(Web page and app entries)
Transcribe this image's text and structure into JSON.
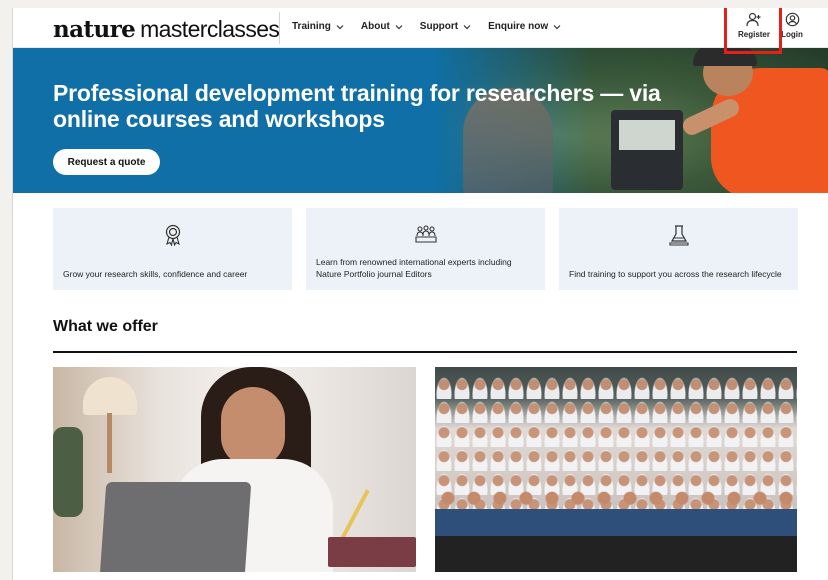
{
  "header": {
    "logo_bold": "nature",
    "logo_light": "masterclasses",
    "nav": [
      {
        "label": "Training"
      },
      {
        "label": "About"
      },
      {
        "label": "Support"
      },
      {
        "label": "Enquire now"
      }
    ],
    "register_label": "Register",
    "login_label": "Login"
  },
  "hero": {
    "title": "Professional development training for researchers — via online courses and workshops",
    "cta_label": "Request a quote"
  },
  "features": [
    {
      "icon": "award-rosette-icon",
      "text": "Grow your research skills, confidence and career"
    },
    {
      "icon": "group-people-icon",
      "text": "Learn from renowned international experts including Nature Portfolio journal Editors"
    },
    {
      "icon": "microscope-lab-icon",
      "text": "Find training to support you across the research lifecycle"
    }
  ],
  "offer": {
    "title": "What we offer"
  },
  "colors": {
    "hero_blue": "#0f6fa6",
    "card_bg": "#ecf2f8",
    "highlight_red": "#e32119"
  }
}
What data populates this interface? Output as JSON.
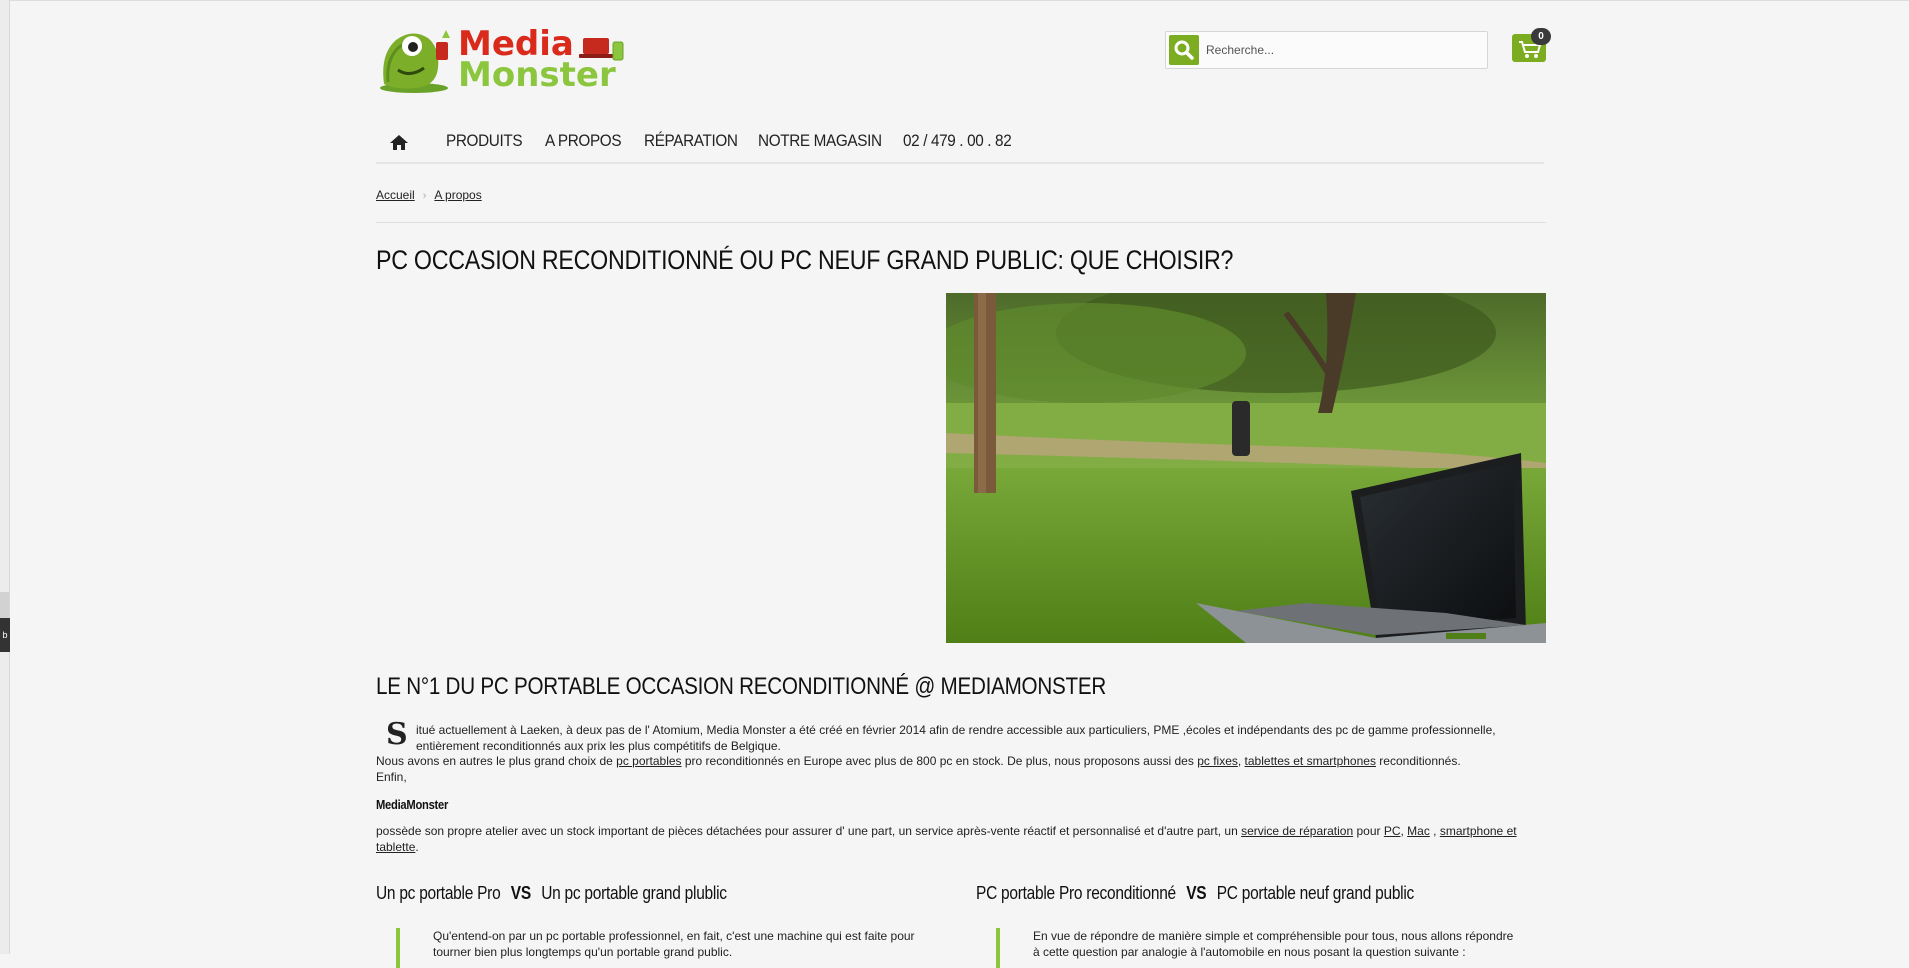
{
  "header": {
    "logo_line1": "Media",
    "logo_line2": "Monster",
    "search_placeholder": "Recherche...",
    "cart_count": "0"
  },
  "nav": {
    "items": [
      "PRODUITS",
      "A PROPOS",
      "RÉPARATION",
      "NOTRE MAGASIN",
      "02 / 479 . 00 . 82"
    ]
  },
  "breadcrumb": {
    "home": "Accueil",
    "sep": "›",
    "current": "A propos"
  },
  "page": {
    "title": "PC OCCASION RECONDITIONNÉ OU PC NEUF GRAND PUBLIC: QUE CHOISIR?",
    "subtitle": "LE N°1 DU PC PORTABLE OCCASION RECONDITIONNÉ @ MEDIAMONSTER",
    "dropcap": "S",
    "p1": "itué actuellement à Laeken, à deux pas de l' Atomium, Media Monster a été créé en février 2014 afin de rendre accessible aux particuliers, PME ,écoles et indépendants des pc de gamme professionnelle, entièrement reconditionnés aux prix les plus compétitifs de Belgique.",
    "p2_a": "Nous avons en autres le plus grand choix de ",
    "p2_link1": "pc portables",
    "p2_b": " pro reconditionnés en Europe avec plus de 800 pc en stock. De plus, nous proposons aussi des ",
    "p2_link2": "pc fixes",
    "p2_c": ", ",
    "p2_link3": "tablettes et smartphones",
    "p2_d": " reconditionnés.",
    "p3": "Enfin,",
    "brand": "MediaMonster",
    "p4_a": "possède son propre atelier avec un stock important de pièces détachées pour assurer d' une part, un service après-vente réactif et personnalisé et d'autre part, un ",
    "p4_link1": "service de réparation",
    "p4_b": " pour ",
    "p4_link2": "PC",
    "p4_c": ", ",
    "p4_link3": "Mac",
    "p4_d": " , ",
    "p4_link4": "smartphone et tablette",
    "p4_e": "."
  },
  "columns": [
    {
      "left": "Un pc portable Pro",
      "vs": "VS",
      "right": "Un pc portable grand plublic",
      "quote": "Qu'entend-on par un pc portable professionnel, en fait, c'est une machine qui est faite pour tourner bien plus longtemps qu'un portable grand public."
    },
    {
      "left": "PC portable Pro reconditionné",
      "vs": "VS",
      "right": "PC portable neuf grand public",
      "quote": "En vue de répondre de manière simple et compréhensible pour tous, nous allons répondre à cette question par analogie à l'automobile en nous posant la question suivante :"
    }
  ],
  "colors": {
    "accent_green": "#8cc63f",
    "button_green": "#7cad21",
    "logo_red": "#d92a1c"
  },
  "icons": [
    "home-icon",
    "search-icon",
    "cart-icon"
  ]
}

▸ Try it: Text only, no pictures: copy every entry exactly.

▸ Written answer:
Transcribe this image's text and structure into JSON.
{
  "header": {
    "logo_bold": "nature",
    "logo_light": "masterclasses",
    "nav": [
      {
        "label": "Training"
      },
      {
        "label": "About"
      },
      {
        "label": "Support"
      },
      {
        "label": "Enquire now"
      }
    ],
    "register_label": "Register",
    "login_label": "Login"
  },
  "hero": {
    "title": "Professional development training for researchers — via online courses and workshops",
    "cta_label": "Request a quote"
  },
  "features": [
    {
      "icon": "award-rosette-icon",
      "text": "Grow your research skills, confidence and career"
    },
    {
      "icon": "group-people-icon",
      "text": "Learn from renowned international experts including Nature Portfolio journal Editors"
    },
    {
      "icon": "microscope-lab-icon",
      "text": "Find training to support you across the research lifecycle"
    }
  ],
  "offer": {
    "title": "What we offer"
  },
  "colors": {
    "hero_blue": "#0f6fa6",
    "card_bg": "#ecf2f8",
    "highlight_red": "#e32119"
  }
}
What data populates this interface? Output as JSON.
{
  "header": {
    "logo_line1": "Media",
    "logo_line2": "Monster",
    "search_placeholder": "Recherche...",
    "cart_count": "0"
  },
  "nav": {
    "items": [
      "PRODUITS",
      "A PROPOS",
      "RÉPARATION",
      "NOTRE MAGASIN",
      "02 / 479 . 00 . 82"
    ]
  },
  "breadcrumb": {
    "home": "Accueil",
    "sep": "›",
    "current": "A propos"
  },
  "page": {
    "title": "PC OCCASION RECONDITIONNÉ OU PC NEUF GRAND PUBLIC: QUE CHOISIR?",
    "subtitle": "LE N°1 DU PC PORTABLE OCCASION RECONDITIONNÉ @ MEDIAMONSTER",
    "dropcap": "S",
    "p1": "itué actuellement à Laeken, à deux pas de l' Atomium, Media Monster a été créé en février 2014 afin de rendre accessible aux particuliers, PME ,écoles et indépendants des pc de gamme professionnelle, entièrement reconditionnés aux prix les plus compétitifs de Belgique.",
    "p2_a": "Nous avons en autres le plus grand choix de ",
    "p2_link1": "pc portables",
    "p2_b": " pro reconditionnés en Europe avec plus de 800 pc en stock. De plus, nous proposons aussi des ",
    "p2_link2": "pc fixes",
    "p2_c": ", ",
    "p2_link3": "tablettes et smartphones",
    "p2_d": " reconditionnés.",
    "p3": "Enfin,",
    "brand": "MediaMonster",
    "p4_a": "possède son propre atelier avec un stock important de pièces détachées pour assurer d' une part, un service après-vente réactif et personnalisé et d'autre part, un ",
    "p4_link1": "service de réparation",
    "p4_b": " pour ",
    "p4_link2": "PC",
    "p4_c": ", ",
    "p4_link3": "Mac",
    "p4_d": " , ",
    "p4_link4": "smartphone et tablette",
    "p4_e": "."
  },
  "columns": [
    {
      "left": "Un pc portable Pro",
      "vs": "VS",
      "right": "Un pc portable grand plublic",
      "quote": "Qu'entend-on par un pc portable professionnel, en fait, c'est une machine qui est faite pour tourner bien plus longtemps qu'un portable grand public."
    },
    {
      "left": "PC portable Pro reconditionné",
      "vs": "VS",
      "right": "PC portable neuf grand public",
      "quote": "En vue de répondre de manière simple et compréhensible pour tous, nous allons répondre à cette question par analogie à l'automobile en nous posant la question suivante :"
    }
  ],
  "colors": {
    "accent_green": "#8cc63f",
    "button_green": "#7cad21",
    "logo_red": "#d92a1c"
  },
  "icons": [
    "home-icon",
    "search-icon",
    "cart-icon"
  ]
}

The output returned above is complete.